- Reporting on the same study, Slate added: “This study echoes others that show women earning more has far-reaching societal costs. In 2013, researchers at the University of Chicago Booth School of Business, also using census data, found that marriage rates decline when a woman has the potential to out-earn her husband. When a woman makes more than her husband, the likelihood of divorce increases by 50 percent.
The rise in woman breadwinners is partly because we are are more likely than men to extend our education into graduate school and beyond in many subject areas, including more women than ever enrolling in law school — and a higher level of education often means a higher salary. However, whether women with the same education and experience make the same as their male counterparts is a different matter. Also, since the early 1980s, women have had a lower unemployment rate than men, so even if the husband is capable and qualified to earn more, the jobs might not be there, or they might pay less than before.
To readers in relationships: Are you the breadwinner, or does your partner earn more? Either way, has it affected how you relate to each other? Have you ever felt the need to bend the truth about your salary, whether to a potential date or even friends and family members who may think your partner is earning more than you? Or would you proudly say you earned your high salary, and too bad if anyone doesn’t like it? With regard to chores — is there any link in your relationship to who does more chores and who earns more money?
Psst: in the past we shared an excerpt from the book When She Makes More, as well as offered advice for dating a guy who makes significantly less money, as well as talked about different married money management strategies.
- When Women Earn More Than Men [Psych Central]
- Millennial Women Are ‘Worried,’ ‘Ashamed’ Of Out-Earning Boyfriends And Husbands [CNBC Money]
- 7 Ways To Make It Work If Your Spouse Earns Less Than You [Huffington Post]

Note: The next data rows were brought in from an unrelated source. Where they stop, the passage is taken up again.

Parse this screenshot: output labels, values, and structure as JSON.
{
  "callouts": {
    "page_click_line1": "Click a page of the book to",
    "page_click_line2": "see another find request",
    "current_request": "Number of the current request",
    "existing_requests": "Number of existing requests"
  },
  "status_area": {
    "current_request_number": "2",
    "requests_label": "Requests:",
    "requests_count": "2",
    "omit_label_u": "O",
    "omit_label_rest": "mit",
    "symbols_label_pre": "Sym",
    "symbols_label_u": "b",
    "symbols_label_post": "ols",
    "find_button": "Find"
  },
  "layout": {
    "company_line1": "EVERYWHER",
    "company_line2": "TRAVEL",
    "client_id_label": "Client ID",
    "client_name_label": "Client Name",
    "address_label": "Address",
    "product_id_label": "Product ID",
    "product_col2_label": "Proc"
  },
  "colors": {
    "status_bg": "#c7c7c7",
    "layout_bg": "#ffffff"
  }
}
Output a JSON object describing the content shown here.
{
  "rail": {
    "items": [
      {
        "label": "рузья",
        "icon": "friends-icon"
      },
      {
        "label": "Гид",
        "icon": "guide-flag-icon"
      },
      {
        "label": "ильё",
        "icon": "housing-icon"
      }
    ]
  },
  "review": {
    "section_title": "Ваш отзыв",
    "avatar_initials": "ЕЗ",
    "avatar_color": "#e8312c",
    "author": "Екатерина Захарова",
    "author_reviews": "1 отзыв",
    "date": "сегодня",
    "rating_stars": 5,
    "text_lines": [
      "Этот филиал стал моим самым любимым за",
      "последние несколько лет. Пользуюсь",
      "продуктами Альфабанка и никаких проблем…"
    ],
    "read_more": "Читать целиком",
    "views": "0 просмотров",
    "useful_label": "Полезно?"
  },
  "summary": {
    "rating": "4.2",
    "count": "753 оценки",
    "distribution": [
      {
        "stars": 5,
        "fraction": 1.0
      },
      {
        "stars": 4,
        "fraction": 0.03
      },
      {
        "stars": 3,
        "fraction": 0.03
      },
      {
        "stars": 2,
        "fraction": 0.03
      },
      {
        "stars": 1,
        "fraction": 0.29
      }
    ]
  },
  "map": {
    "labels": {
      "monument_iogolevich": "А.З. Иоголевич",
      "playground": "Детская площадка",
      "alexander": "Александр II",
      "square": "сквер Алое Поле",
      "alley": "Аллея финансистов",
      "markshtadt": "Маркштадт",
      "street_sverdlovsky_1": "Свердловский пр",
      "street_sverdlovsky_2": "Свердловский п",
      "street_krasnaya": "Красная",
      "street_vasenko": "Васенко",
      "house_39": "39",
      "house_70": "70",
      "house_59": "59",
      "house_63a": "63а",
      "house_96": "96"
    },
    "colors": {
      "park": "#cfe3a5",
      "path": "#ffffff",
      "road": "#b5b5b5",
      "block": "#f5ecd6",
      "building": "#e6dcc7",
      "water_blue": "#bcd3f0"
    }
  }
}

- Women Earned Majority Of Doctoral Degrees In 2016 For 8th Straight Year And Outnumber Men In Grad School 135 To 100 [American Enterprise Institute]
Images via Stencil.